▶ **Web page and app entries**
____________

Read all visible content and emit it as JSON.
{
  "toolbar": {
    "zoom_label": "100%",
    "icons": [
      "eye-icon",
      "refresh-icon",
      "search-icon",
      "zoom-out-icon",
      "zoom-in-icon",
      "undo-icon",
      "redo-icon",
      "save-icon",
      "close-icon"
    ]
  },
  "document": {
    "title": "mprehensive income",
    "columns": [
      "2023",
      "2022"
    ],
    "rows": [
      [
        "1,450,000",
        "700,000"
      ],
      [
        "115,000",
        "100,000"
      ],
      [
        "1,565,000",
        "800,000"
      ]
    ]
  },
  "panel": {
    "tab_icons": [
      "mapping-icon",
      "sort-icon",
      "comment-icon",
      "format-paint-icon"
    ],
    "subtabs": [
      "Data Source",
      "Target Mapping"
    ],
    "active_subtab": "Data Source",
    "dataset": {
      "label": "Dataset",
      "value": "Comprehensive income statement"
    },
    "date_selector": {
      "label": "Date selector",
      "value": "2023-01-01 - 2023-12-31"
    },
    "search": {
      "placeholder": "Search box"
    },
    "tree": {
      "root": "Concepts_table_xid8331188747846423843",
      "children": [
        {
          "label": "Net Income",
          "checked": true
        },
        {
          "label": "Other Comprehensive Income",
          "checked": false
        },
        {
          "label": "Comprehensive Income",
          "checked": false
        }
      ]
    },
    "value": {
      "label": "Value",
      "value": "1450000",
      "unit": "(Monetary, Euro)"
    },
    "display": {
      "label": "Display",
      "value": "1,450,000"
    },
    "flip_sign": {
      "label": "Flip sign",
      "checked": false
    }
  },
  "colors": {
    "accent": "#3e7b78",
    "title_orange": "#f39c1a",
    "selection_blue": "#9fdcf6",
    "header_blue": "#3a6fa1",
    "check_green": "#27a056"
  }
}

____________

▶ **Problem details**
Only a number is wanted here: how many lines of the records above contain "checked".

▶ **Expected answer**
4